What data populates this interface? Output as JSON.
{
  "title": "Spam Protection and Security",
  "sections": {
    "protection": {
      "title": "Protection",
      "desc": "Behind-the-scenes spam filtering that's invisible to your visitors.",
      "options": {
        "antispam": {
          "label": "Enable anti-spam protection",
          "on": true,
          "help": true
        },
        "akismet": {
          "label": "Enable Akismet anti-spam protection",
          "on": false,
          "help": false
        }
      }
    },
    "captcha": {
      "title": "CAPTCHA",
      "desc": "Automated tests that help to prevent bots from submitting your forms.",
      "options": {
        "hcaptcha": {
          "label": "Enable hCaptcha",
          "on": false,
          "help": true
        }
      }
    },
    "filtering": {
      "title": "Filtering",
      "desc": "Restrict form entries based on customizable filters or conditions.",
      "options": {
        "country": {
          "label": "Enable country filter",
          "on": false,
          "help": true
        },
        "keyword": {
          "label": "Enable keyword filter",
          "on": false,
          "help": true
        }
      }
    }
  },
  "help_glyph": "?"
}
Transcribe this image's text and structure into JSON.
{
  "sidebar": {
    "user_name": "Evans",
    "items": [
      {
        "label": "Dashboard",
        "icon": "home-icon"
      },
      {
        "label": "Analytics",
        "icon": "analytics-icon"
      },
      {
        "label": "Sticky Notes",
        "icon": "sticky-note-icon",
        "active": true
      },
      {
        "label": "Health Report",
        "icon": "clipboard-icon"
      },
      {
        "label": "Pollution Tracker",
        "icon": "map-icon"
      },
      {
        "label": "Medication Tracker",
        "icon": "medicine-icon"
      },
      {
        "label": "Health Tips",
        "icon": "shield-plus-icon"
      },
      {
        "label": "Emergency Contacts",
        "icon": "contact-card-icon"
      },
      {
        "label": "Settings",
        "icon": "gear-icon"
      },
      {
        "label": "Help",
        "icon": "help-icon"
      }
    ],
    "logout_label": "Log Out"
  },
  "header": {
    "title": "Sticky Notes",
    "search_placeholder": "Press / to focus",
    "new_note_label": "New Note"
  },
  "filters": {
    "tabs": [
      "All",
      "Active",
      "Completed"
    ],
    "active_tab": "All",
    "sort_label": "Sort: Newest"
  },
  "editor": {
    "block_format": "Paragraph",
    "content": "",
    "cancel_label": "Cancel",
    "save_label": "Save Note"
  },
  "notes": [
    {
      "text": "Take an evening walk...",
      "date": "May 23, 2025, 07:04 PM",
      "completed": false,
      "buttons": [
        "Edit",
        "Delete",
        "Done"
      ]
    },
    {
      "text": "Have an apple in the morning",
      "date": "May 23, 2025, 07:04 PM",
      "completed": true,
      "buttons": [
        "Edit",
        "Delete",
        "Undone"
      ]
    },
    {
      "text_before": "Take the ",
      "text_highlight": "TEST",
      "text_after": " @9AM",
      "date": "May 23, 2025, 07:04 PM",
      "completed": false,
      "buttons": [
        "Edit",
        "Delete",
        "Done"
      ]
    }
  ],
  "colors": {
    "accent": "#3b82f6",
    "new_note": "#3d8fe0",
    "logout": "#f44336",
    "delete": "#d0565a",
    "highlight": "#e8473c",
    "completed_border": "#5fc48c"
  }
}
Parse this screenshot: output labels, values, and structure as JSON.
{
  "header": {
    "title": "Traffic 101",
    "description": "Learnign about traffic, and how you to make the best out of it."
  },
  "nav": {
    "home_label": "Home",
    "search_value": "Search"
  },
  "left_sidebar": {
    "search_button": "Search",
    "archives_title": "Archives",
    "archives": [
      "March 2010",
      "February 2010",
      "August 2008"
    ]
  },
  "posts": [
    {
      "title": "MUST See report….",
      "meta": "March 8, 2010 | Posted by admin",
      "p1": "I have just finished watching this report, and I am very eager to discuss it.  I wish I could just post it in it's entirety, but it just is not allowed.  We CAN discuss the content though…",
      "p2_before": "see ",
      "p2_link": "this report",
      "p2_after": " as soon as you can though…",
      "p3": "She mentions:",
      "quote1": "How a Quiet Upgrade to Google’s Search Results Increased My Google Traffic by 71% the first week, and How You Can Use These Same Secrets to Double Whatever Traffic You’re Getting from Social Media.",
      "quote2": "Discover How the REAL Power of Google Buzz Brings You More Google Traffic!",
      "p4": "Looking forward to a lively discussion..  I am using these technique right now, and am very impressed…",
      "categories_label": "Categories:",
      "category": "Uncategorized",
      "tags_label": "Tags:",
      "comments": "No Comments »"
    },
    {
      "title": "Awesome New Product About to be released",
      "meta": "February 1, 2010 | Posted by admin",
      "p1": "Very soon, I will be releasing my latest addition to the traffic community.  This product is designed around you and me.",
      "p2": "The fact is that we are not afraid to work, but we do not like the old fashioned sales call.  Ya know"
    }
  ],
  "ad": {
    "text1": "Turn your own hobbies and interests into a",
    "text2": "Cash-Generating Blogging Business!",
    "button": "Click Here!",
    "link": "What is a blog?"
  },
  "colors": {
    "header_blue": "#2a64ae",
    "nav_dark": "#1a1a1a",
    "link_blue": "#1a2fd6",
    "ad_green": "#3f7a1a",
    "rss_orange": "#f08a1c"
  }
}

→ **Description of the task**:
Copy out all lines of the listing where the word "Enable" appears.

→ **Final answer**:
          "label": "Enable anti-spam protection",
          "label": "Enable Akismet anti-spam protection",
          "label": "Enable hCaptcha",
          "label": "Enable country filter",
          "label": "Enable keyword filter",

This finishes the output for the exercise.